Vasudha Rajwade, 52, a home-based chef from Nagpur, had tied up with food aggregators to sell her breads and cakes. Success was limited because she felt that she wasn’t able to take good pictures to make her food look attractive.
In 2020, Rajwade enrolled in a 10-month basic photography and video editing online course at a multimedia institute. Now, she feels business is picking up — after she was began to not only post better pictures but also record the cooking process.
“I was initially not sure about whether I would be able to learn technology at this age. But surprisingly it wasn’t difficult,” she added.
Upskilling has generally been perceived to be the domain of corporate professionals in their 30s and 40s looking to get a boost in their careers. However, over the last year there has been a surge in individuals above 50 actively pursuing such courses.
Considering the coronavirus outbreak in 2020, these upskilling courses were taken online. But, as in a physical classroom, online courses also allow participants to interact with each other virtually and collaborate on group projects.
Why those over 50 are upskilling
Bengaluru-based Vasudevan Murthy, 50, who teaches at various management institutes and universities, felt he needed to update his skills. So, he enrolled in an AI-ML (artificial intelligence-machine learning) course for Leaders at online platform Great Learning.
“One must move with time. I didn’t want to be outdated and wanted field experience to be blended with the latest trends, like machine learning and artificial intelligence,” he explained.
Murthy said that upskilling has helped him pass on the knowledge to his students who will be entering the corporate world and would need these skills. He said that there was also a lot of knowledge exchange with people from other sectors, which helped him gain new insights.
For many, upskilling has also given a fillip to their entrepreneurial ventures. For instance, 64-year-old Anup Saikia, who runs a real estate business in Kamrup, Assam, did the AI-ML course from Great Learning because he wanted to see how technology could be used to help boost his business.
“I did not want to learn coding etc because it wasn’t relevant to my business. But there was a need to understand how modern technological tools can be beneficial in the real estate industry,” he explained.
Artificial intelligence and machine learning can be used to predict price fluctuations of properties in a designated area depending on past conditions and current market trends. Future property appreciation rates can also be gauged using AI.
“I took the AI-ML course to understand how modern business tools can be beneficial to my sector. I am a real estate professional. Those with entrepreneurial zeal need to have necessary support to take the business forward,” he added.
Upskilling courses have also helped a few to start their careers from scratch. Kishan Satpathy, 62, an automobile enthusiast from Rourkela, said that he pursued an online course in programming from an edtech firm so that he could set up his own blog.
“I have been an accountant all my life, so I really didn’t know how to share my passion for automobiles with the younger generation. I did a seven-month course and am now very close to setting up my own website, reviewing the latest automobiles and also providing trivia about cars and bikes,” he added.

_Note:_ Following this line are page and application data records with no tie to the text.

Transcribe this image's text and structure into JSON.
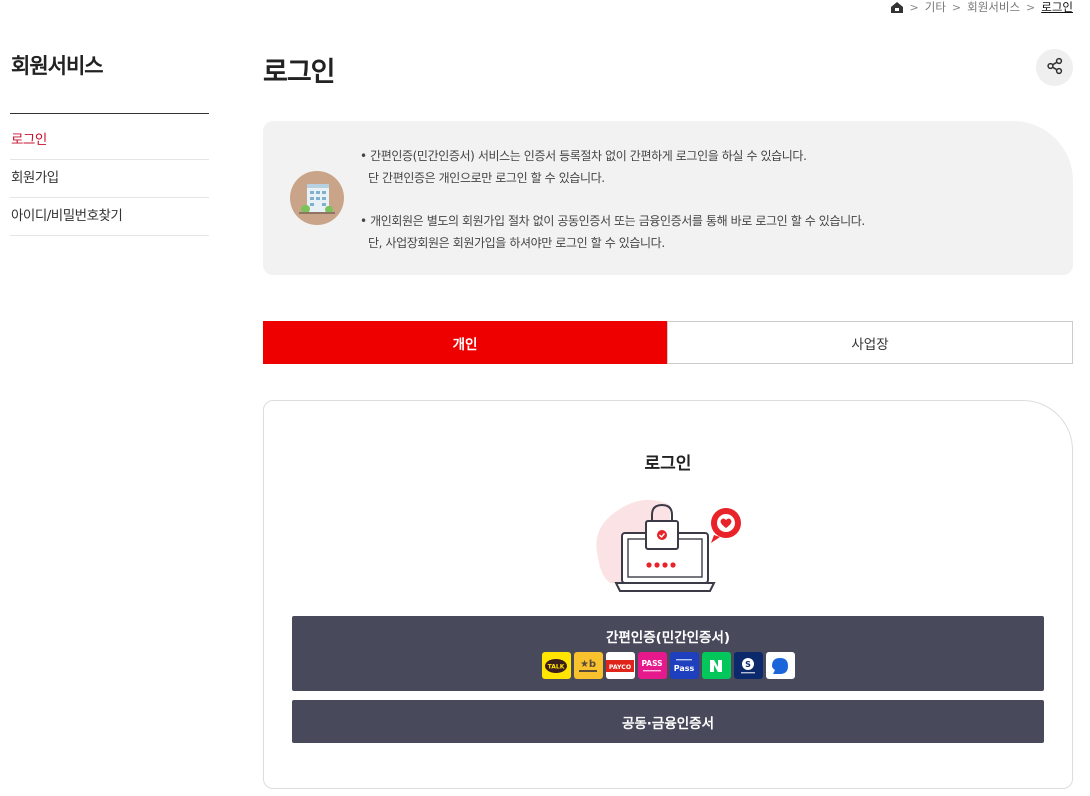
{
  "breadcrumb": {
    "home_icon": "home-icon",
    "items": [
      "기타",
      "회원서비스",
      "로그인"
    ]
  },
  "sidebar": {
    "title": "회원서비스",
    "items": [
      {
        "label": "로그인",
        "active": true
      },
      {
        "label": "회원가입",
        "active": false
      },
      {
        "label": "아이디/비밀번호찾기",
        "active": false
      }
    ]
  },
  "page": {
    "title": "로그인",
    "share_icon": "share-icon"
  },
  "info": {
    "icon": "building-icon",
    "lines": [
      "• 간편인증(민간인증서) 서비스는 인증서 등록절차 없이 간편하게 로그인을 하실 수 있습니다.",
      "단 간편인증은 개인으로만 로그인 할 수 있습니다.",
      "• 개인회원은 별도의 회원가입 절차 없이 공동인증서 또는 금융인증서를 통해 바로 로그인 할 수 있습니다.",
      "단, 사업장회원은 회원가입을 하셔야만 로그인 할 수 있습니다."
    ]
  },
  "tabs": [
    {
      "label": "개인",
      "active": true
    },
    {
      "label": "사업장",
      "active": false
    }
  ],
  "login": {
    "title": "로그인",
    "illustration": "laptop-lock-icon",
    "simple_auth_label": "간편인증(민간인증서)",
    "providers": [
      {
        "name": "kakao-talk-icon",
        "text": "TALK",
        "bg": "#ffe500",
        "fg": "#3a1d1d"
      },
      {
        "name": "kb-icon",
        "text": "★b",
        "bg": "#f7c22d",
        "fg": "#5a4a3a"
      },
      {
        "name": "payco-icon",
        "text": "PAYCO",
        "bg": "#ffffff",
        "fg": "#e0241a"
      },
      {
        "name": "pass-icon",
        "text": "PASS",
        "bg": "#e6198c",
        "fg": "#ffffff"
      },
      {
        "name": "samsung-pass-icon",
        "text": "Pass",
        "bg": "#1e3fbe",
        "fg": "#ffffff"
      },
      {
        "name": "naver-icon",
        "text": "N",
        "bg": "#03c75a",
        "fg": "#ffffff"
      },
      {
        "name": "shinhan-icon",
        "text": "S",
        "bg": "#0c2a6b",
        "fg": "#ffffff"
      },
      {
        "name": "toss-icon",
        "text": "",
        "bg": "#ffffff",
        "fg": "#1b64da"
      }
    ],
    "cert_label": "공동·금융인증서"
  },
  "colors": {
    "accent": "#ef0000",
    "active_menu": "#c8102e",
    "button_bg": "#484a5c",
    "info_bg": "#f2f2f2"
  }
}
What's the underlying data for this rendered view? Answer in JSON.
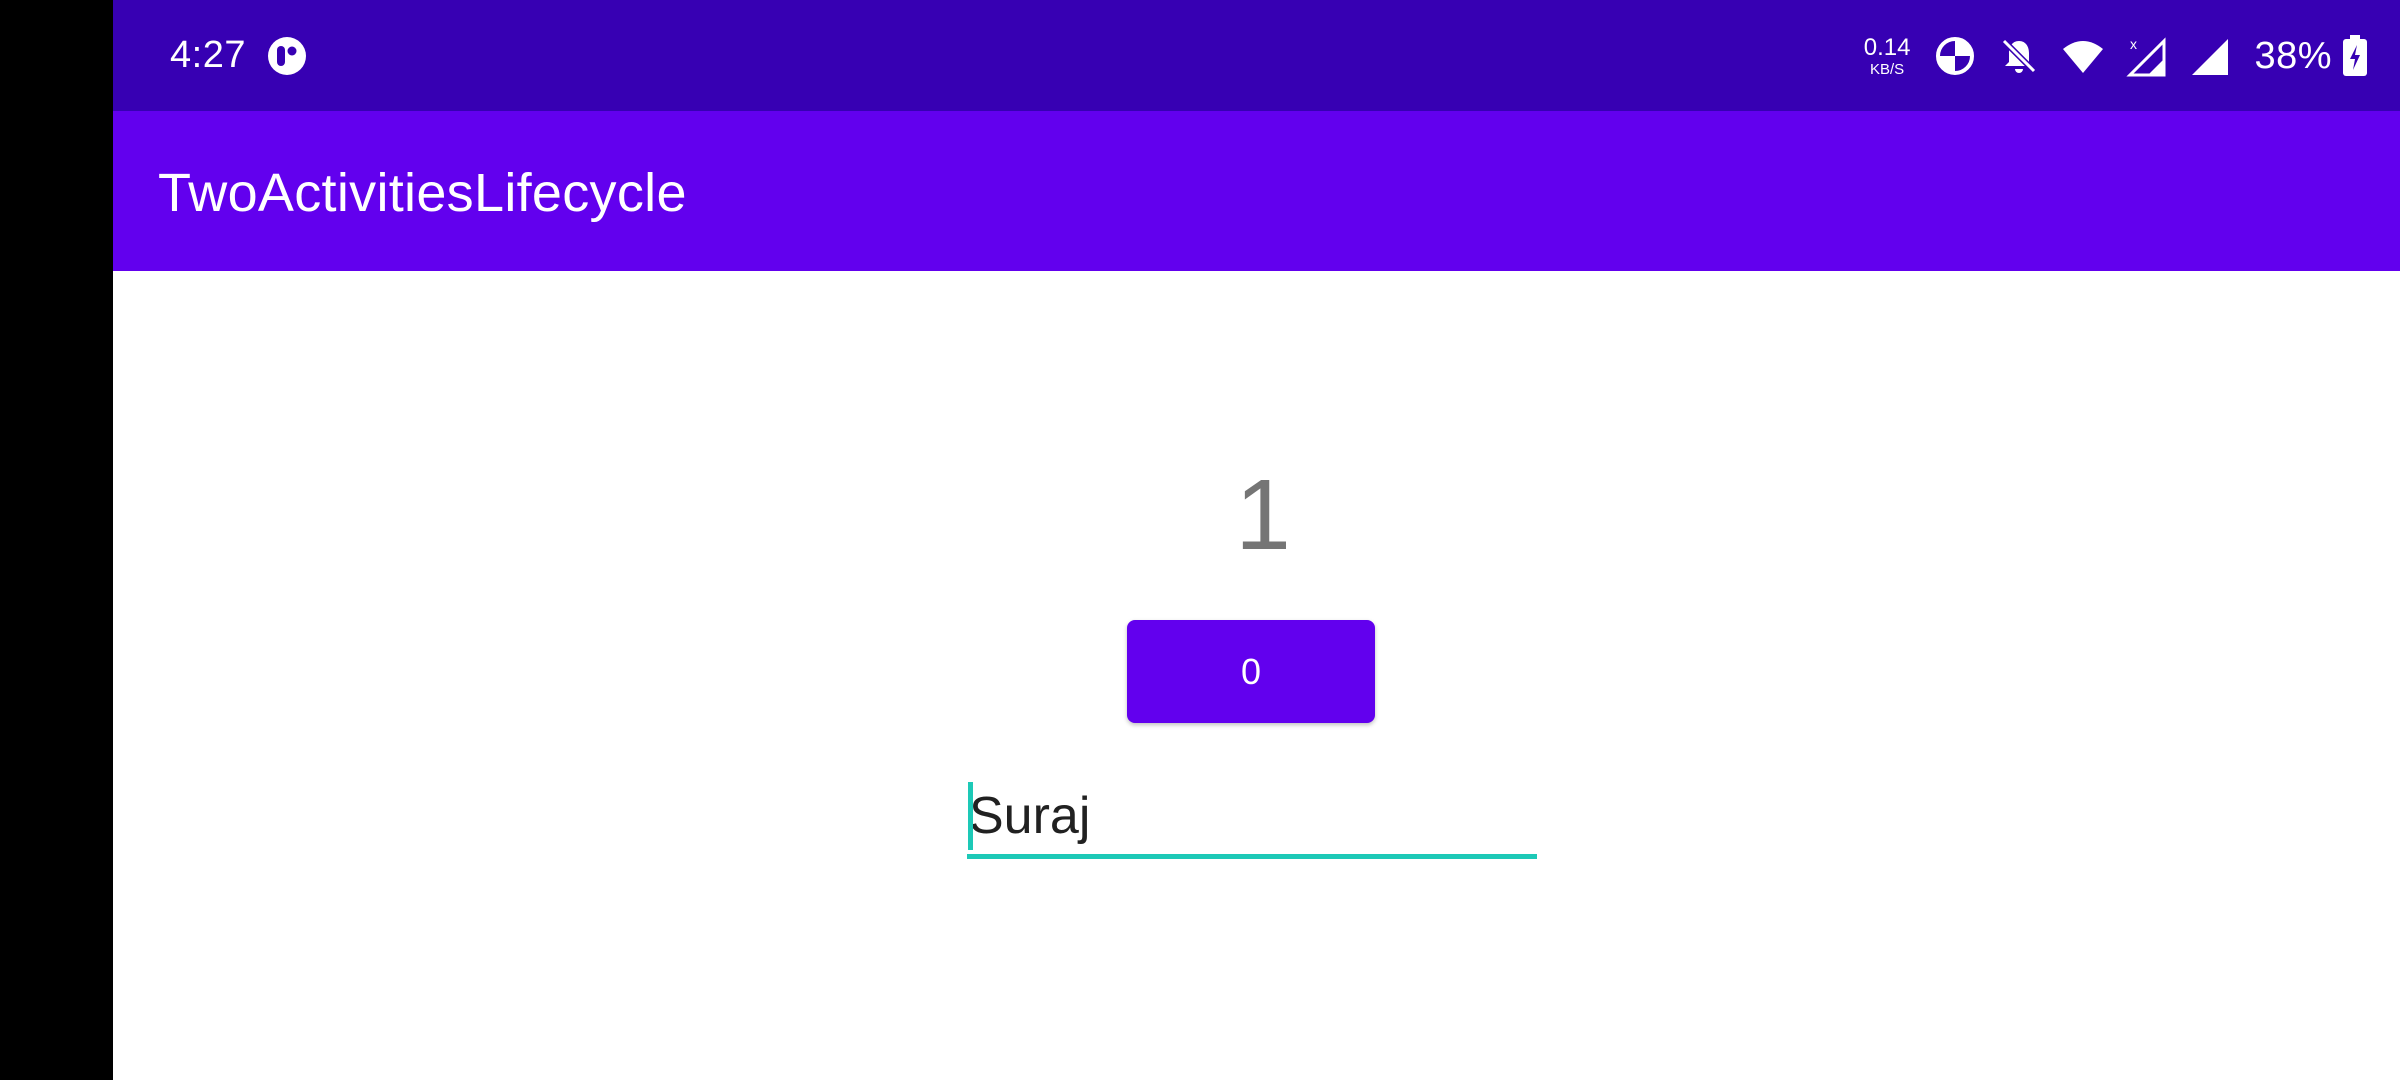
{
  "status_bar": {
    "time": "4:27",
    "network_speed_value": "0.14",
    "network_speed_unit": "KB/S",
    "battery_percent": "38%",
    "icons": [
      "app-notification-icon",
      "data-saver-icon",
      "muted-bell-icon",
      "wifi-icon",
      "cell-signal-x-icon",
      "cell-signal-icon",
      "battery-charging-icon"
    ]
  },
  "app_bar": {
    "title": "TwoActivitiesLifecycle"
  },
  "main": {
    "count": "1",
    "button_label": "0",
    "name_value": "Suraj"
  },
  "colors": {
    "status_bar": "#3700b3",
    "primary": "#6200ee",
    "accent": "#1dc9b7",
    "count_text": "#757575"
  }
}
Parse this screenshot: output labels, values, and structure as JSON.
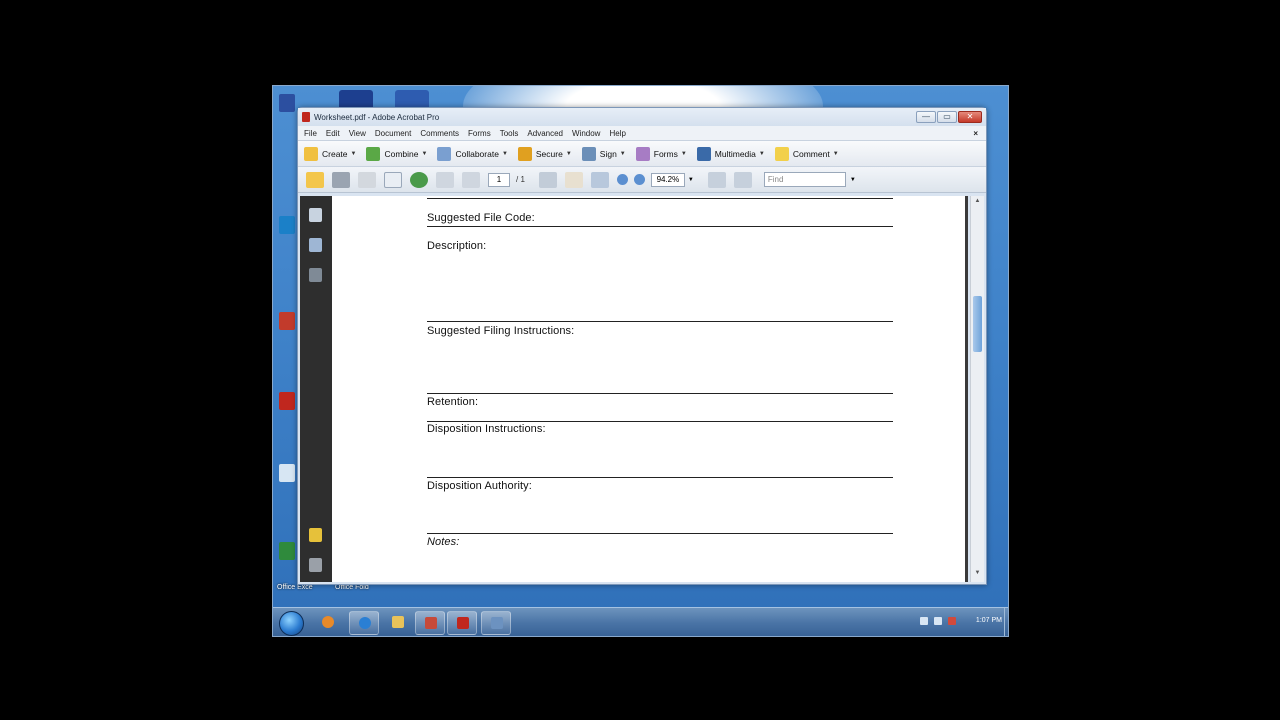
{
  "window": {
    "title": "Worksheet.pdf - Adobe Acrobat Pro",
    "controls": {
      "minimize": "—",
      "maximize": "▭",
      "close": "✕"
    }
  },
  "menu": {
    "items": [
      "File",
      "Edit",
      "View",
      "Document",
      "Comments",
      "Forms",
      "Tools",
      "Advanced",
      "Window",
      "Help"
    ],
    "close": "×"
  },
  "toolbar": {
    "create": "Create",
    "combine": "Combine",
    "collaborate": "Collaborate",
    "secure": "Secure",
    "sign": "Sign",
    "forms": "Forms",
    "multimedia": "Multimedia",
    "comment": "Comment"
  },
  "nav": {
    "page_current": "1",
    "page_total": "/ 1",
    "zoom": "94.2%",
    "find_placeholder": "Find"
  },
  "document": {
    "fields": [
      "Suggested File Code:",
      "Description:",
      "Suggested Filing Instructions:",
      "Retention:",
      "Disposition Instructions:",
      "Disposition Authority:",
      "Notes:"
    ]
  },
  "desktop": {
    "labels": [
      "Office Exce",
      "Office Fold"
    ]
  },
  "taskbar": {
    "clock": "1:07 PM"
  },
  "colors": {
    "acrobat_red": "#c0271e",
    "desktop_blue": "#3f82c9"
  }
}
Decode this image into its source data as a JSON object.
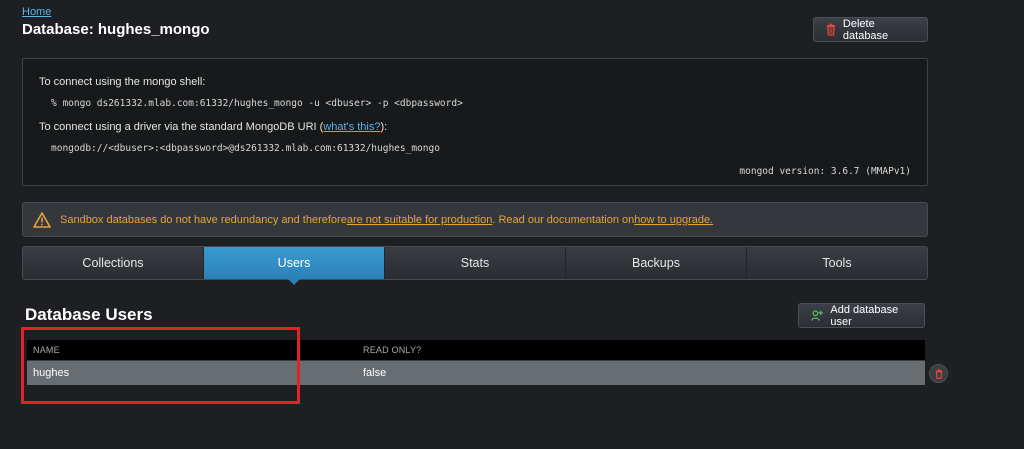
{
  "breadcrumb": {
    "home": "Home"
  },
  "header": {
    "title": "Database: hughes_mongo",
    "delete_button": "Delete database"
  },
  "connection": {
    "shell_label": "To connect using the mongo shell:",
    "shell_command": "% mongo ds261332.mlab.com:61332/hughes_mongo -u <dbuser> -p <dbpassword>",
    "driver_label_prefix": "To connect using a driver via the standard MongoDB URI (",
    "driver_link": "what's this?",
    "driver_label_suffix": "):",
    "uri": "mongodb://<dbuser>:<dbpassword>@ds261332.mlab.com:61332/hughes_mongo",
    "version": "mongod version: 3.6.7 (MMAPv1)"
  },
  "warning": {
    "text1": "Sandbox databases do not have redundancy and therefore ",
    "link1": "are not suitable for production",
    "text2": ". Read our documentation on ",
    "link2": "how to upgrade."
  },
  "tabs": [
    {
      "label": "Collections"
    },
    {
      "label": "Users"
    },
    {
      "label": "Stats"
    },
    {
      "label": "Backups"
    },
    {
      "label": "Tools"
    }
  ],
  "users": {
    "title": "Database Users",
    "add_button": "Add database user",
    "columns": {
      "name": "NAME",
      "read_only": "READ ONLY?"
    },
    "rows": [
      {
        "name": "hughes",
        "read_only": "false"
      }
    ]
  },
  "colors": {
    "active_tab": "#2a81b7",
    "warning_text": "#e9a23b",
    "highlight": "#e32227",
    "link": "#5ab4e8"
  }
}
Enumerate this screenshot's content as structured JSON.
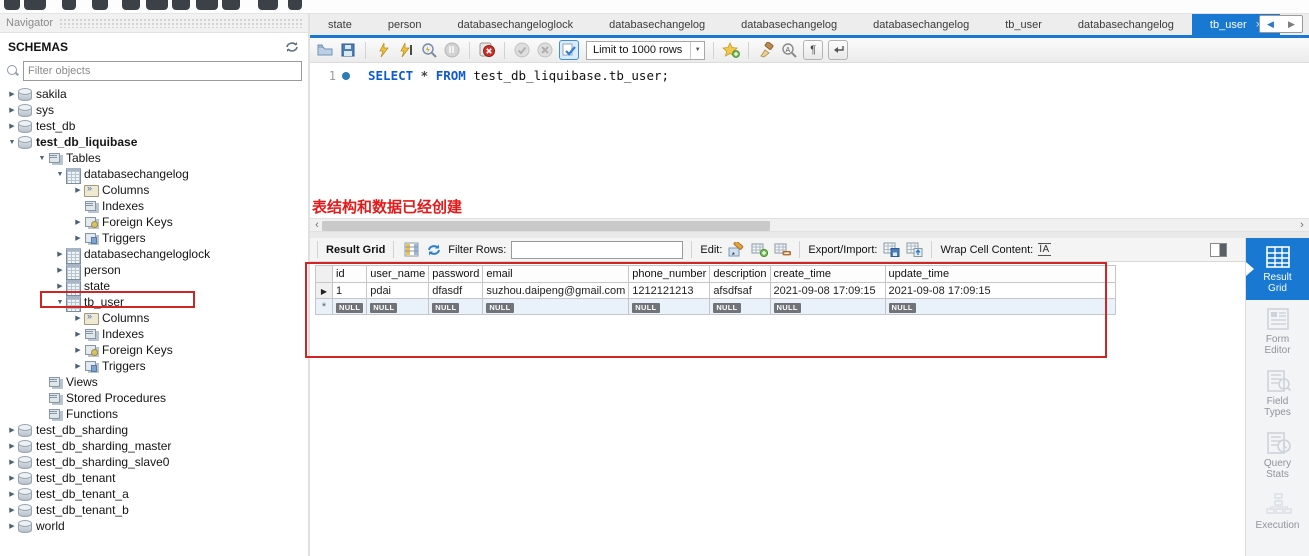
{
  "glyphs": {
    "arrow_right": "▶",
    "arrow_down": "▼",
    "close": "×",
    "caret_down": "▼",
    "scroll_left": "‹",
    "scroll_right": "›",
    "nav_left": "◀",
    "nav_right": "▶",
    "pilcrow": "¶",
    "row_current": "▶",
    "row_new": "*",
    "wrap_cell_icon_text": "ĪA"
  },
  "colors": {
    "accent_blue": "#1878d2",
    "annotation_red": "#e31a1a",
    "null_badge_gray": "#707478",
    "red_annotation_box": "#cf2525"
  },
  "navigator": {
    "title": "Navigator",
    "schemas_header": "SCHEMAS",
    "filter_placeholder": "Filter objects",
    "icons": [
      "refresh-icon",
      "search-icon"
    ],
    "tree": [
      {
        "label": "sakila",
        "icon": "schema-db",
        "arrow": "right",
        "indent": 0
      },
      {
        "label": "sys",
        "icon": "schema-db",
        "arrow": "right",
        "indent": 0
      },
      {
        "label": "test_db",
        "icon": "schema-db",
        "arrow": "right",
        "indent": 0
      },
      {
        "label": "test_db_liquibase",
        "icon": "schema-db",
        "arrow": "down",
        "indent": 0,
        "bold": true
      },
      {
        "label": "Tables",
        "icon": "tables-folder",
        "arrow": "down",
        "indent": 1
      },
      {
        "label": "databasechangelog",
        "icon": "table",
        "arrow": "down",
        "indent": 2
      },
      {
        "label": "Columns",
        "icon": "columns-folder",
        "arrow": "right",
        "indent": 3
      },
      {
        "label": "Indexes",
        "icon": "indexes-folder",
        "arrow": "none",
        "indent": 3
      },
      {
        "label": "Foreign Keys",
        "icon": "foreign-keys-folder",
        "arrow": "right",
        "indent": 3
      },
      {
        "label": "Triggers",
        "icon": "triggers-folder",
        "arrow": "right",
        "indent": 3
      },
      {
        "label": "databasechangeloglock",
        "icon": "table",
        "arrow": "right",
        "indent": 2
      },
      {
        "label": "person",
        "icon": "table",
        "arrow": "right",
        "indent": 2
      },
      {
        "label": "state",
        "icon": "table",
        "arrow": "right",
        "indent": 2
      },
      {
        "label": "tb_user",
        "icon": "table",
        "arrow": "down",
        "indent": 2,
        "highlighted": true
      },
      {
        "label": "Columns",
        "icon": "columns-folder",
        "arrow": "right",
        "indent": 3
      },
      {
        "label": "Indexes",
        "icon": "indexes-folder",
        "arrow": "right",
        "indent": 3
      },
      {
        "label": "Foreign Keys",
        "icon": "foreign-keys-folder",
        "arrow": "right",
        "indent": 3
      },
      {
        "label": "Triggers",
        "icon": "triggers-folder",
        "arrow": "right",
        "indent": 3
      },
      {
        "label": "Views",
        "icon": "views-folder",
        "arrow": "none",
        "indent": 1
      },
      {
        "label": "Stored Procedures",
        "icon": "stored-procedures-folder",
        "arrow": "none",
        "indent": 1
      },
      {
        "label": "Functions",
        "icon": "functions-folder",
        "arrow": "none",
        "indent": 1
      },
      {
        "label": "test_db_sharding",
        "icon": "schema-db",
        "arrow": "right",
        "indent": 0
      },
      {
        "label": "test_db_sharding_master",
        "icon": "schema-db",
        "arrow": "right",
        "indent": 0
      },
      {
        "label": "test_db_sharding_slave0",
        "icon": "schema-db",
        "arrow": "right",
        "indent": 0
      },
      {
        "label": "test_db_tenant",
        "icon": "schema-db",
        "arrow": "right",
        "indent": 0
      },
      {
        "label": "test_db_tenant_a",
        "icon": "schema-db",
        "arrow": "right",
        "indent": 0
      },
      {
        "label": "test_db_tenant_b",
        "icon": "schema-db",
        "arrow": "right",
        "indent": 0
      },
      {
        "label": "world",
        "icon": "schema-db",
        "arrow": "right",
        "indent": 0
      }
    ]
  },
  "tabs": [
    {
      "label": "state",
      "active": false
    },
    {
      "label": "person",
      "active": false
    },
    {
      "label": "databasechangeloglock",
      "active": false
    },
    {
      "label": "databasechangelog",
      "active": false
    },
    {
      "label": "databasechangelog",
      "active": false
    },
    {
      "label": "databasechangelog",
      "active": false
    },
    {
      "label": "tb_user",
      "active": false
    },
    {
      "label": "databasechangelog",
      "active": false
    },
    {
      "label": "tb_user",
      "active": true
    }
  ],
  "sql_toolbar": {
    "icons": [
      "open-file",
      "save",
      "execute",
      "execute-current-statement",
      "explain",
      "stop",
      "toggle-stop-on-error",
      "commit",
      "rollback",
      "toggle-autocommit",
      "save-snippet",
      "beautify",
      "find",
      "show-invisibles",
      "toggle-wrap"
    ],
    "limit_dropdown_value": "Limit to 1000 rows"
  },
  "editor": {
    "line_number": "1",
    "sql_keyword_1": "SELECT",
    "sql_star": " * ",
    "sql_keyword_2": "FROM",
    "sql_rest": " test_db_liquibase.tb_user;"
  },
  "annotation": {
    "text": "表结构和数据已经创建"
  },
  "result_toolbar": {
    "title": "Result Grid",
    "filter_label": "Filter Rows:",
    "filter_value": "",
    "edit_label": "Edit:",
    "export_label": "Export/Import:",
    "wrap_label": "Wrap Cell Content:",
    "icons": [
      "grid-columns",
      "refresh",
      "edit-pencil",
      "add-row",
      "delete-row",
      "export-grid",
      "import-grid",
      "wrap-cell",
      "panel-toggle"
    ]
  },
  "result_grid": {
    "columns": [
      "id",
      "user_name",
      "password",
      "email",
      "phone_number",
      "description",
      "create_time",
      "update_time"
    ],
    "rows": [
      [
        "1",
        "pdai",
        "dfasdf",
        "suzhou.daipeng@gmail.com",
        "1212121213",
        "afsdfsaf",
        "2021-09-08 17:09:15",
        "2021-09-08 17:09:15"
      ]
    ],
    "null_placeholder": "NULL"
  },
  "right_sidebar": {
    "items": [
      {
        "label": "Result Grid",
        "active": true
      },
      {
        "label": "Form Editor",
        "active": false
      },
      {
        "label": "Field Types",
        "active": false
      },
      {
        "label": "Query Stats",
        "active": false
      },
      {
        "label": "Execution",
        "active": false
      }
    ]
  }
}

The online upskilling industry for professionals is valued at around $2.5 billion in India. Here, professionals in the 30-45 age-group form the bulk of the business but industry sources said that the above 50-year category has seen the fastest growth — a whopping 40 percent — over the last year.
“2020 was like a mirror to many senior professionals. The market got tougher with the economy under severe stress due to the coronavirus-induced lockdown. There was no option but to get ahead by acquiring new and relevant skills,” said Delhi-based education consultant Nitesh Tiwari.
He said that while seniors provide less than 7 percent of the total business, this scenario could change in the next three to five years.
“Those above 50 years could form close to 20-25 percent of the total edtech market for professionals in the next five years. Corporate clients are also pushing their senior management to opt for these short-term courses. The message is clear: Stay relevant to the changing times no matter what your age,” added Synthia Mascarenhas, senior partner at ZealCare HR Solutions.